In 1957, Israeli authorities established a committee to organize Independence Day celebrations for the nascent state’s “minorities” — the official term for Israel’s Arab population at the time — across the country. The documents are full of correspondences between committee members and officials in Israel’s military government, which imposed martial law on the country’s Arab citizens between 1949 and 1966.
The documents are mostly procedural correspondences between various committee members, civilian government officials, and officers in the military government. The correspondences, for the most part, reveal an attempt on the part of the authorities to use the 10-year anniversary as an opportunity to simultaneously better the conditions of the country’s Arab population and show them the benefits of being citizens of the Jewish state.
One letter, dated February 2, 1958, from the Health Ministry to Yaakov Agmon, head of the planning committee, announced the opening of five new health clinics in Arab villages, which were to be inaugurated in honor of the decennial. In a different letter, Agmon himself demands that roads be paved between isolated Arab villages in honor of the anniversary.

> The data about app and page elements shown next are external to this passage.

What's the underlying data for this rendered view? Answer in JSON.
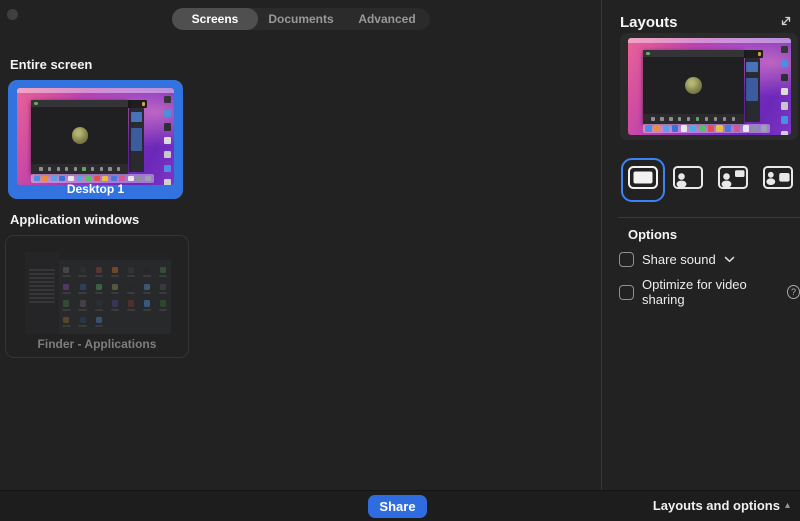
{
  "tabs": {
    "selected": "Screens",
    "items": [
      {
        "label": "Screens"
      },
      {
        "label": "Documents"
      },
      {
        "label": "Advanced"
      }
    ]
  },
  "main": {
    "entire_screen_heading": "Entire screen",
    "desktop_tile_label": "Desktop 1",
    "application_windows_heading": "Application windows",
    "app_tile_label": "Finder - Applications",
    "selected_source": "Desktop 1"
  },
  "sidebar": {
    "heading": "Layouts",
    "selected_layout_index": 0,
    "options_heading": "Options",
    "share_sound_label": "Share sound",
    "optimize_label": "Optimize for video sharing",
    "help_glyph": "?"
  },
  "footer": {
    "share_button": "Share",
    "layouts_toggle": "Layouts and options",
    "chevron_up_glyph": "▴"
  },
  "colors": {
    "accent_blue": "#2e6ce0",
    "selection_blue": "#3273e0",
    "layout_ring_blue": "#3b82f6",
    "background": "#222222"
  },
  "thumbnails": {
    "zoom_toolbar_active_color": "#58a85e",
    "zoom_toolbar_dot_color": "#8e8e92",
    "dock_colors": [
      "#4a90e2",
      "#e8913a",
      "#5aa0e8",
      "#3a6fd8",
      "#e8e8ea",
      "#48b0e0",
      "#58c060",
      "#e05050",
      "#e8c040",
      "#4a78d8",
      "#d05898",
      "#e8e8ea",
      "#8a92a0",
      "#9aa2b0"
    ],
    "desktop_icon_colors": [
      "#36363a",
      "#4a8fe0",
      "#2f2f33",
      "#dcdcde",
      "#c8c8ca",
      "#4a8fe0",
      "#d0d0d2"
    ],
    "finder_icon_colors": [
      "#6a6a6e",
      "#3a3a3e",
      "#8a4a42",
      "#c46a32",
      "#42423e",
      "#2a2a2e",
      "#4a7a52",
      "#7a52a2",
      "#3a5a8a",
      "#52a262",
      "#8a8a52",
      "#2e2e32",
      "#5a8ac2",
      "#52525a",
      "#42724a",
      "#62626a",
      "#3a3a42",
      "#4a4a8a",
      "#7a3a3a",
      "#4a90d8",
      "#3a6a3a",
      "#8a6a3a",
      "#2a4a6a",
      "#4a80c8"
    ]
  }
}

But it is a letter from January 6, 1958 from M. Golan of the “Rallies Department” to Agmon that best evinces the hormonal teenage years of the Israeli Orientalist fantasy. In that letter, Golan writes to Agmon about the possibility of tourists joining the festivities in areas under military rule, and how civilian and military authorities can facilitate their enjoyment:
I suggest we plan a ‘fantasy’ once, at most twice a month, with a different tribe (in accordance with the suggestion of the military governor) which will include horses, a camel race, and prizes for winners. This will be announced a week ahead of time to the military governor, the military governor will check and announce today how many tourists (as well as the Israelis that will somehow inevitably show up) can be brought to such an event.
Golan goes on to write that “in the case in which we know of a wedding or ‘sulha’ (a traditional Arab practice of conflict resolution, often between families – E.K.), we should help with funding and bringing tourists to such an event.”
It’s not clear from the archive documents if the “fantasy” tours ever took place.
Like the Bedouin whom Jewish tourists meet on Birthright today, Palestinian citizens of Israel were viewed as props in Israel’s attempts to present itself to tourists — and thus to the world — as inclusive and democratic. And while building roads to connect isolated villages is praiseworthy, it is precisely the fact that Arabs were — and continue to be — viewed as the perpetual “other” of Israeli society that kept them dependent on the state’s good graces for something as basic as electricity. (In one document, a local mukhtar says that while he would be happy to take part in the anniversary, his town lacks connection to electricity and thus the celebrations would need to take place with kerosene lamps.)
Tourists, of course, were not invited to see how Palestinian citizens —15 percent of the population at the time — found their civil rights, including their ability to travel and work freely, hampered by a restrictive and often brutal military regime.
Sixty years ago the Orientalist displays and attempts to present itself as a democracy that respects the rights of minorities, was an entire apparatus used to subjugate Palestinian citizens and take their land. Any tourists or Jewish Israelis who came to celebrate 10 years of Israeli statehood with the Arab community likely had no idea that such an apparatus even existed.
Tourists coming to Israel today on programs like Birthright, of course, still don’t learn about the home demolitions, land expropriations, and wholesale evictions that affect entire Bedouin communities in the Negev. Instead, just like in 1958, they are sold a fantasy of a nomadic people who live in tents, waiting to usher in their Western guests with plates of food, pots of Arabic coffee, and scenic camel rides.